Approaches to resilience

2011

Resilience is a concept that is yet to be widely applied in Australian heritage management. However, a range of approaches to both natural and cultural heritage do consider the notion of managing change. In national park and reserved land management, the 'limits of acceptable change' model108 recognises that places are inevitably altered by both natural and human pressures, and seeks to align management practice with a level of change that does not alter the fundamental integrity of the place. Lennon has suggested useful indicators for this approach and has illustrated practical application of a values-based management approach in the Tasmanian Wilderness World Heritage Area.53 Environmental impact assessments also try to quantify the impact of specific development proposals and imply that there is an acceptable level of impact. Neither of these models relates specifically to shocks, but they both establish a framework for judging the impact of particular changes.
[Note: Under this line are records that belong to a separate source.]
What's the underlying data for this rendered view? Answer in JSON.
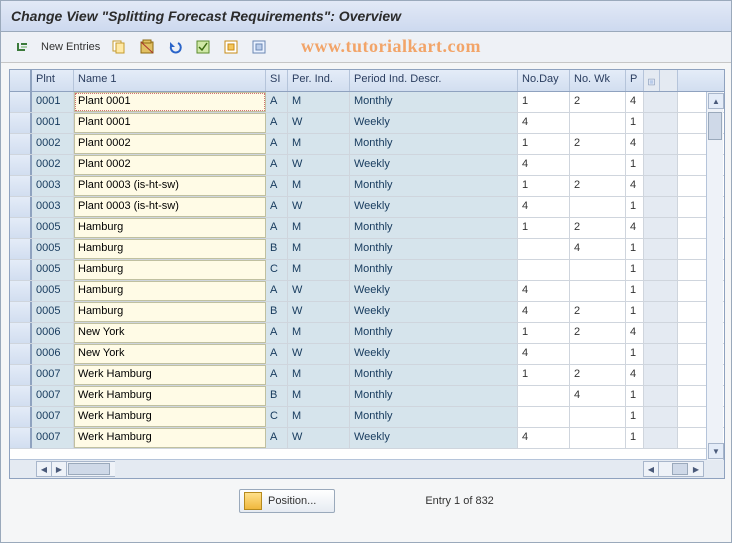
{
  "header": {
    "title": "Change View \"Splitting Forecast Requirements\": Overview"
  },
  "toolbar": {
    "new_entries_label": "New Entries"
  },
  "watermark": "www.tutorialkart.com",
  "columns": {
    "sel": "",
    "plnt": "Plnt",
    "name": "Name 1",
    "si": "SI",
    "per": "Per. Ind.",
    "desc": "Period Ind. Descr.",
    "day": "No.Day",
    "wk": "No. Wk",
    "p": "P"
  },
  "rows": [
    {
      "plnt": "0001",
      "name": "Plant 0001",
      "si": "A",
      "per": "M",
      "desc": "Monthly",
      "day": "1",
      "wk": "2",
      "p": "4"
    },
    {
      "plnt": "0001",
      "name": "Plant 0001",
      "si": "A",
      "per": "W",
      "desc": "Weekly",
      "day": "4",
      "wk": "",
      "p": "1"
    },
    {
      "plnt": "0002",
      "name": "Plant 0002",
      "si": "A",
      "per": "M",
      "desc": "Monthly",
      "day": "1",
      "wk": "2",
      "p": "4"
    },
    {
      "plnt": "0002",
      "name": "Plant 0002",
      "si": "A",
      "per": "W",
      "desc": "Weekly",
      "day": "4",
      "wk": "",
      "p": "1"
    },
    {
      "plnt": "0003",
      "name": "Plant 0003 (is-ht-sw)",
      "si": "A",
      "per": "M",
      "desc": "Monthly",
      "day": "1",
      "wk": "2",
      "p": "4"
    },
    {
      "plnt": "0003",
      "name": "Plant 0003 (is-ht-sw)",
      "si": "A",
      "per": "W",
      "desc": "Weekly",
      "day": "4",
      "wk": "",
      "p": "1"
    },
    {
      "plnt": "0005",
      "name": "Hamburg",
      "si": "A",
      "per": "M",
      "desc": "Monthly",
      "day": "1",
      "wk": "2",
      "p": "4"
    },
    {
      "plnt": "0005",
      "name": "Hamburg",
      "si": "B",
      "per": "M",
      "desc": "Monthly",
      "day": "",
      "wk": "4",
      "p": "1"
    },
    {
      "plnt": "0005",
      "name": "Hamburg",
      "si": "C",
      "per": "M",
      "desc": "Monthly",
      "day": "",
      "wk": "",
      "p": "1"
    },
    {
      "plnt": "0005",
      "name": "Hamburg",
      "si": "A",
      "per": "W",
      "desc": "Weekly",
      "day": "4",
      "wk": "",
      "p": "1"
    },
    {
      "plnt": "0005",
      "name": "Hamburg",
      "si": "B",
      "per": "W",
      "desc": "Weekly",
      "day": "4",
      "wk": "2",
      "p": "1"
    },
    {
      "plnt": "0006",
      "name": "New York",
      "si": "A",
      "per": "M",
      "desc": "Monthly",
      "day": "1",
      "wk": "2",
      "p": "4"
    },
    {
      "plnt": "0006",
      "name": "New York",
      "si": "A",
      "per": "W",
      "desc": "Weekly",
      "day": "4",
      "wk": "",
      "p": "1"
    },
    {
      "plnt": "0007",
      "name": "Werk Hamburg",
      "si": "A",
      "per": "M",
      "desc": "Monthly",
      "day": "1",
      "wk": "2",
      "p": "4"
    },
    {
      "plnt": "0007",
      "name": "Werk Hamburg",
      "si": "B",
      "per": "M",
      "desc": "Monthly",
      "day": "",
      "wk": "4",
      "p": "1"
    },
    {
      "plnt": "0007",
      "name": "Werk Hamburg",
      "si": "C",
      "per": "M",
      "desc": "Monthly",
      "day": "",
      "wk": "",
      "p": "1"
    },
    {
      "plnt": "0007",
      "name": "Werk Hamburg",
      "si": "A",
      "per": "W",
      "desc": "Weekly",
      "day": "4",
      "wk": "",
      "p": "1"
    }
  ],
  "footer": {
    "position_label": "Position...",
    "entry_text": "Entry 1 of 832"
  }
}
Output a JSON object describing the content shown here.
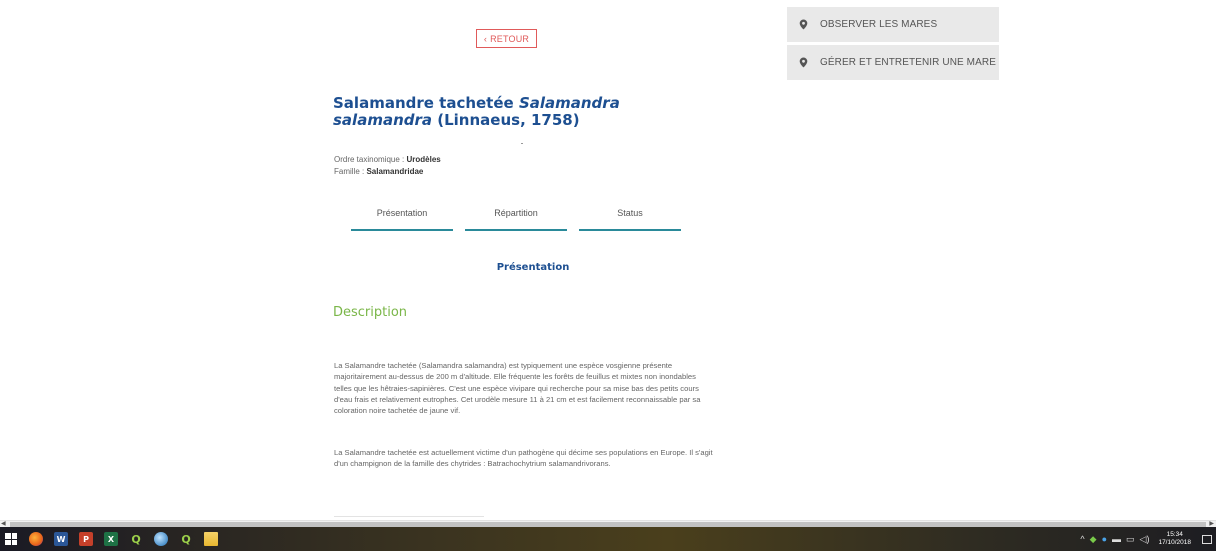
{
  "back_button": {
    "label": "RETOUR",
    "icon": "chevron-left-icon"
  },
  "side_menu": [
    {
      "label": "OBSERVER LES MARES",
      "icon": "map-pin-icon"
    },
    {
      "label": "GÉRER ET ENTRETENIR UNE MARE",
      "icon": "map-pin-icon"
    }
  ],
  "species": {
    "title_common": "Salamandre tachetée",
    "title_latin": "Salamandra salamandra",
    "title_author": "(Linnaeus, 1758)",
    "order_label": "Ordre taxinomique :",
    "order_value": "Urodèles",
    "family_label": "Famille :",
    "family_value": "Salamandridae"
  },
  "tabs": [
    "Présentation",
    "Répartition",
    "Status"
  ],
  "section_title": "Présentation",
  "description_title": "Description",
  "paragraphs": [
    "La Salamandre tachetée (Salamandra salamandra) est typiquement une espèce vosgienne présente majoritairement au-dessus de 200 m d'altitude. Elle fréquente les forêts de feuillus et mixtes non inondables telles que les hêtraies-sapinières. C'est une espèce vivipare qui recherche pour sa mise bas des petits cours d'eau frais et relativement eutrophes. Cet urodèle mesure 11 à 21 cm et est facilement reconnaissable par sa coloration noire tachetée de jaune vif.",
    "La Salamandre tachetée est actuellement victime d'un pathogène qui décime ses populations en Europe. Il s'agit d'un champignon de la famille des chytrides : Batrachochytrium salamandrivorans."
  ],
  "taskbar": {
    "apps": [
      {
        "name": "windows-start-icon",
        "color": "#ffffff"
      },
      {
        "name": "firefox-icon",
        "color": "#e8641a"
      },
      {
        "name": "word-icon",
        "letter": "W",
        "color": "#2b5797"
      },
      {
        "name": "powerpoint-icon",
        "letter": "P",
        "color": "#c5402a"
      },
      {
        "name": "excel-icon",
        "letter": "X",
        "color": "#1e7145"
      },
      {
        "name": "qgis-icon",
        "letter": "Q",
        "color": "#7aa33a"
      },
      {
        "name": "qgis-globe-icon",
        "color": "#4a8fc9"
      },
      {
        "name": "qgis-alt-icon",
        "letter": "Q",
        "color": "#7aa33a"
      },
      {
        "name": "file-explorer-icon",
        "color": "#e8b730"
      }
    ],
    "clock_time": "15:34",
    "clock_date": "17/10/2018"
  }
}
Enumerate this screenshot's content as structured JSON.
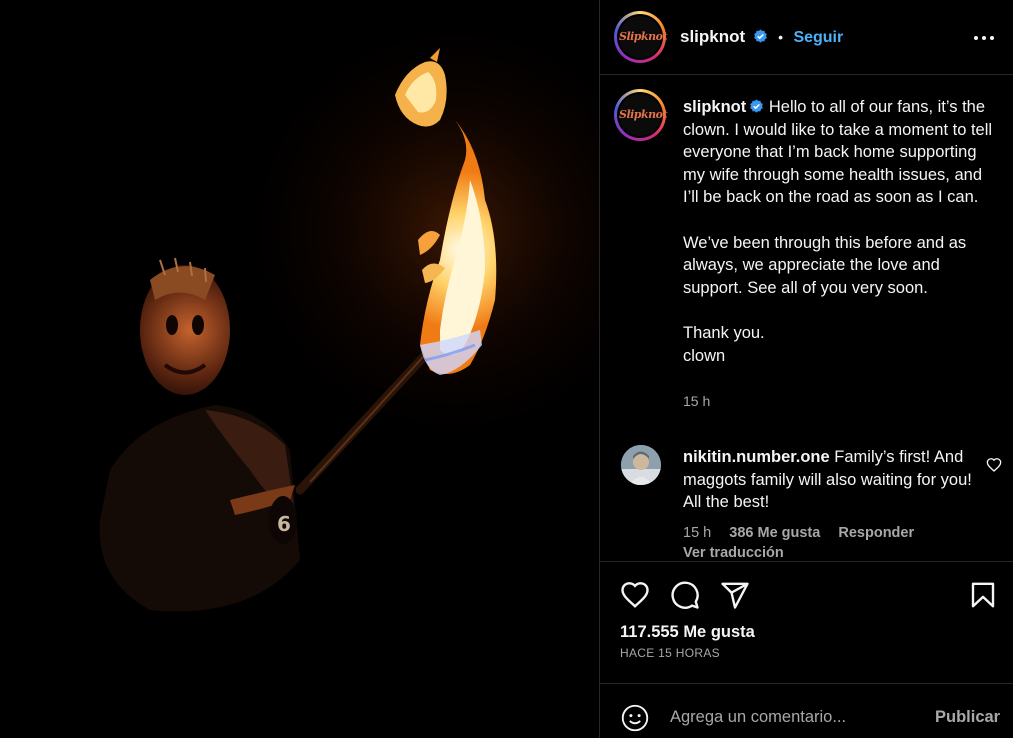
{
  "post": {
    "username": "slipknot",
    "avatar_text": "Slipknot",
    "follow_label": "Seguir",
    "separator": "•",
    "more_icon": "more-horizontal-icon",
    "caption": "Hello to all of our fans, it’s the clown. I would like to take a moment to tell everyone that I’m back home supporting my wife through some health issues, and I’ll be back on the road as soon as I can.\n\nWe’ve been through this before and as always, we appreciate the love and support. See all of you very soon.\n\nThank you.\nclown",
    "caption_time": "15 h"
  },
  "comment": {
    "username": "nikitin.number.one",
    "text": "Family’s first! And maggots family will also waiting for you! All the best!",
    "time": "15 h",
    "likes": "386 Me gusta",
    "reply_label": "Responder",
    "translate_label": "Ver traducción"
  },
  "actions": {
    "likes": "117.555 Me gusta",
    "posted_ago": "HACE 15 HORAS"
  },
  "composer": {
    "placeholder": "Agrega un comentario...",
    "publish_label": "Publicar"
  },
  "colors": {
    "background": "#000000",
    "accent": "#4db1f7",
    "muted": "#a8a8a8",
    "divider": "#262626"
  }
}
In the cultural environment, assessing impacts on heritage has become a common technique for evaluating and managing change—the test usually being whether a proposal fundamentally affects identified heritage values.109 This process also recognises that heritage is dynamic and that the primary issue is how much change can reasonably occur. In recent times, this concept has been

In the cultural environment, assessing impacts on heritage has become a common technique for evaluating and managing change—the test usually being whether a proposal fundamentally affects identified heritage values.109 This process also recognises that heritage is dynamic and that the primary issue is how much change can reasonably occur. In recent times, this concept has been extended through a 'tolerance for change' model,110 which analyses heritage significance according to specific attributes: form, fabric, function, location and intangible values. This framework encourages proponents and consent agencies to consider the differential ability of each component to be altered without affecting heritage values. This is an important distinction between heritage places and other parts of the environment—the resilience of a heritage place or resource is directly tied to its specific heritage attributes and their robustness in the face of change.

Mackay R (2011). Heritage: Approaches to resilience. In: Australia state of the environment 2011, Australian Government Department of the Environment and Energy, Canberra, https://soe.environment.gov.au/science/soe/2011-report/9-heritage/5-resilience/5-1-approaches, DOI 10.4226/94/58b658bbe13a0